According to her, this aspect of menstrual hygiene has been compromised to a larger extent since the priority of the government and other health agencies have shifted on saving lives in general. “In such a condition, it becomes extremely important to not neglect this aspect to save lives of a large number of people who could otherwise face fatal consequences in absence of proper hygienic menstrual products in this deadly pandemic,” she adds.
Dr Ranjana offers, “This devastating pandemic is far from a large -scale inoculation drive. Therefore, we must understand the primary menstrual hygiene needs and study new ways of adapting during the pandemic.”
Steps to avoid infertility risk due to worsening menstrual hygiene during the Covid-19 pandemic:
For the uninitiated, a menstrual pattern could sometimes be a sign of infertility. Dr Aswati Nair, Fertility Consultant at Nova IVF Fertility in New Delhi suggests measures to prevent or avoid it by stating, “Since sometimes our menstrual pattern could be a sign of infertility, one should therefore pay extra attention to their menstrual pattern or cycle and menstrual hygiene. In our country, a variety of factors affect menstrual behaviours. Amongst these, most influential is economic status and residential status whether urban or rural.”
She recommends –
1. It is essential to design a mechanism to address and for the access of healthy menstrual knowledge.
2. Institutionalizing sexuality education in schools.
3. Developing and disseminating sensitive adolescent reproductive health messages targeted to both parents as well as their adolescent children is most important.
4. Access of adolescents to youth friendly services should be improved.

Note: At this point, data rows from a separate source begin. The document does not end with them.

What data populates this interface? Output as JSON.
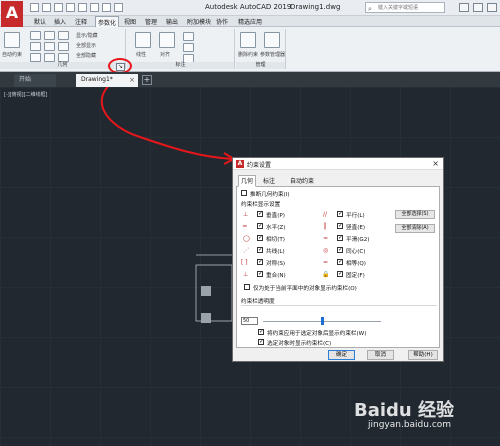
{
  "app": {
    "logo": "A",
    "title": "Autodesk AutoCAD 2019",
    "document": "Drawing1.dwg",
    "search_placeholder": "键入关键字或短语"
  },
  "menu_tabs": [
    "默认",
    "插入",
    "注释",
    "参数化",
    "视图",
    "管理",
    "输出",
    "附加模块",
    "协作",
    "精选应用"
  ],
  "active_menu_tab": "参数化",
  "ribbon": {
    "panels": [
      {
        "label": "几何"
      },
      {
        "label": "标注"
      },
      {
        "label": "管理"
      }
    ],
    "labels": {
      "auto_constrain": "自动约束",
      "show_hide": "显示/隐藏",
      "show_all": "全部显示",
      "hide_all": "全部隐藏",
      "linear": "线性",
      "aligned": "对齐",
      "delete_constraints": "删除约束",
      "parameters_manager": "参数管理器"
    }
  },
  "file_tabs": {
    "start": "开始",
    "drawing": "Drawing1*",
    "close": "×",
    "add": "+"
  },
  "canvas": {
    "viewport_label": "[-][俯视][二维线框]"
  },
  "dialog": {
    "title": "约束设置",
    "close": "×",
    "tabs": [
      "几何",
      "标注",
      "自动约束"
    ],
    "infer_constraints": "推断几何约束(I)",
    "group_title": "约束栏显示设置",
    "constraints": [
      {
        "label": "垂直(P)",
        "glyph": "⊥",
        "checked": true
      },
      {
        "label": "水平(Z)",
        "glyph": "═",
        "checked": true
      },
      {
        "label": "相切(T)",
        "glyph": "◯",
        "checked": true
      },
      {
        "label": "共线(L)",
        "glyph": "⋰",
        "checked": true
      },
      {
        "label": "对称(S)",
        "glyph": "[ ]",
        "checked": true
      },
      {
        "label": "重合(N)",
        "glyph": "⊥",
        "checked": true
      },
      {
        "label": "平行(L)",
        "glyph": "//",
        "checked": true
      },
      {
        "label": "竖直(E)",
        "glyph": "║",
        "checked": true
      },
      {
        "label": "平滑(G2)",
        "glyph": "≈",
        "checked": true
      },
      {
        "label": "同心(C)",
        "glyph": "◎",
        "checked": true
      },
      {
        "label": "相等(Q)",
        "glyph": "=",
        "checked": true
      },
      {
        "label": "固定(F)",
        "glyph": "🔒",
        "checked": true
      }
    ],
    "select_all": "全部选择(S)",
    "clear_all": "全部清除(A)",
    "only_current_plane": "仅为处于当前平面中的对象显示约束栏(O)",
    "opacity_label": "约束栏透明度",
    "opacity_value": "50",
    "opacity_fraction": 0.5,
    "apply_after_constraint": "将约束应用于选定对象后显示约束栏(W)",
    "show_when_selected": "选定对象时显示约束栏(C)",
    "ok": "确定",
    "cancel": "取消",
    "help": "帮助(H)"
  },
  "watermark": {
    "brand": "Baidu 经验",
    "url": "jingyan.baidu.com"
  },
  "colors": {
    "canvas": "#212830",
    "annotation": "#e5171b",
    "brand": "#c72a2a"
  }
}
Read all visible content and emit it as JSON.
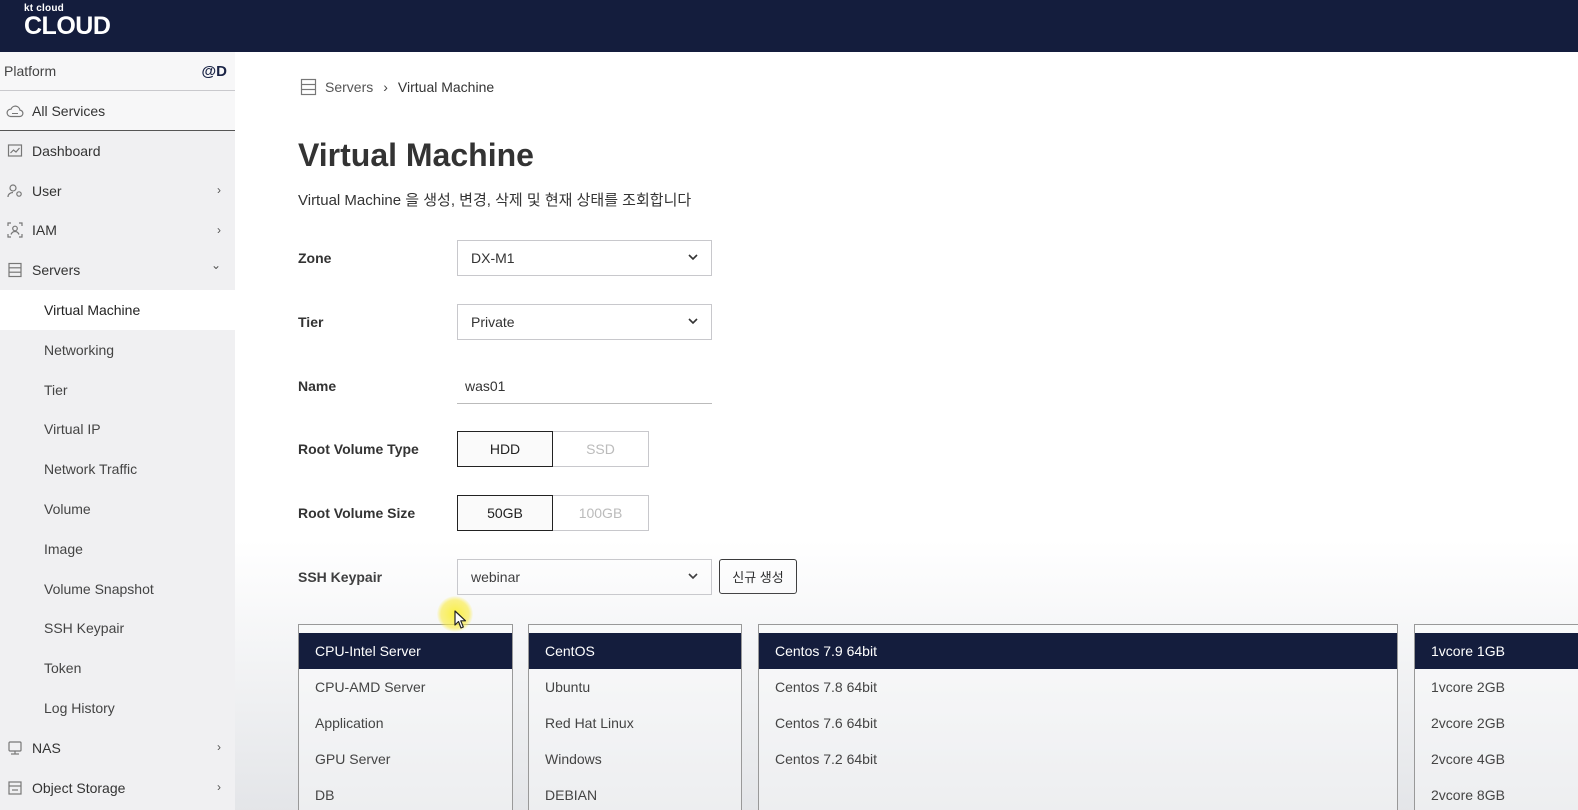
{
  "app": {
    "logo_small": "kt cloud",
    "logo_big": "CLOUD",
    "brand_color": "#141d3d"
  },
  "sidebar": {
    "platform_label": "Platform",
    "platform_user": "@D",
    "all_services": "All Services",
    "items": [
      {
        "label": "Dashboard",
        "icon": "dashboard-icon"
      },
      {
        "label": "User",
        "icon": "user-gear-icon",
        "chevron": "›"
      },
      {
        "label": "IAM",
        "icon": "iam-icon",
        "chevron": "›"
      },
      {
        "label": "Servers",
        "icon": "servers-icon",
        "chevron": "⌄"
      }
    ],
    "server_subitems": [
      "Virtual Machine",
      "Networking",
      "Tier",
      "Virtual IP",
      "Network Traffic",
      "Volume",
      "Image",
      "Volume Snapshot",
      "SSH Keypair",
      "Token",
      "Log History"
    ],
    "bottom_items": [
      {
        "label": "NAS",
        "icon": "nas-icon",
        "chevron": "›"
      },
      {
        "label": "Object Storage",
        "icon": "object-storage-icon",
        "chevron": "›"
      }
    ]
  },
  "breadcrumb": {
    "parent": "Servers",
    "separator": "›",
    "current": "Virtual Machine"
  },
  "page": {
    "title": "Virtual Machine",
    "description": "Virtual Machine 을 생성, 변경, 삭제 및 현재 상태를 조회합니다"
  },
  "form": {
    "zone": {
      "label": "Zone",
      "value": "DX-M1"
    },
    "tier": {
      "label": "Tier",
      "value": "Private"
    },
    "name": {
      "label": "Name",
      "value": "was01"
    },
    "root_volume_type": {
      "label": "Root Volume Type",
      "options": [
        "HDD",
        "SSD"
      ],
      "selected": "HDD"
    },
    "root_volume_size": {
      "label": "Root Volume Size",
      "options": [
        "50GB",
        "100GB"
      ],
      "selected": "50GB"
    },
    "ssh_keypair": {
      "label": "SSH Keypair",
      "value": "webinar",
      "new_button": "신규 생성"
    }
  },
  "lists": {
    "server_type": [
      "CPU-Intel Server",
      "CPU-AMD Server",
      "Application",
      "GPU Server",
      "DB"
    ],
    "os": [
      "CentOS",
      "Ubuntu",
      "Red Hat Linux",
      "Windows",
      "DEBIAN"
    ],
    "os_version": [
      "Centos 7.9 64bit",
      "Centos 7.8 64bit",
      "Centos 7.6 64bit",
      "Centos 7.2 64bit"
    ],
    "spec": [
      "1vcore 1GB",
      "1vcore 2GB",
      "2vcore 2GB",
      "2vcore 4GB",
      "2vcore 8GB"
    ]
  }
}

5. It is very important that young girls should be educated about the importance of maintaining hygiene during menstruation to prevent the risk of reproductive tract infections.
6. Taboos should be removed by healthy discussion.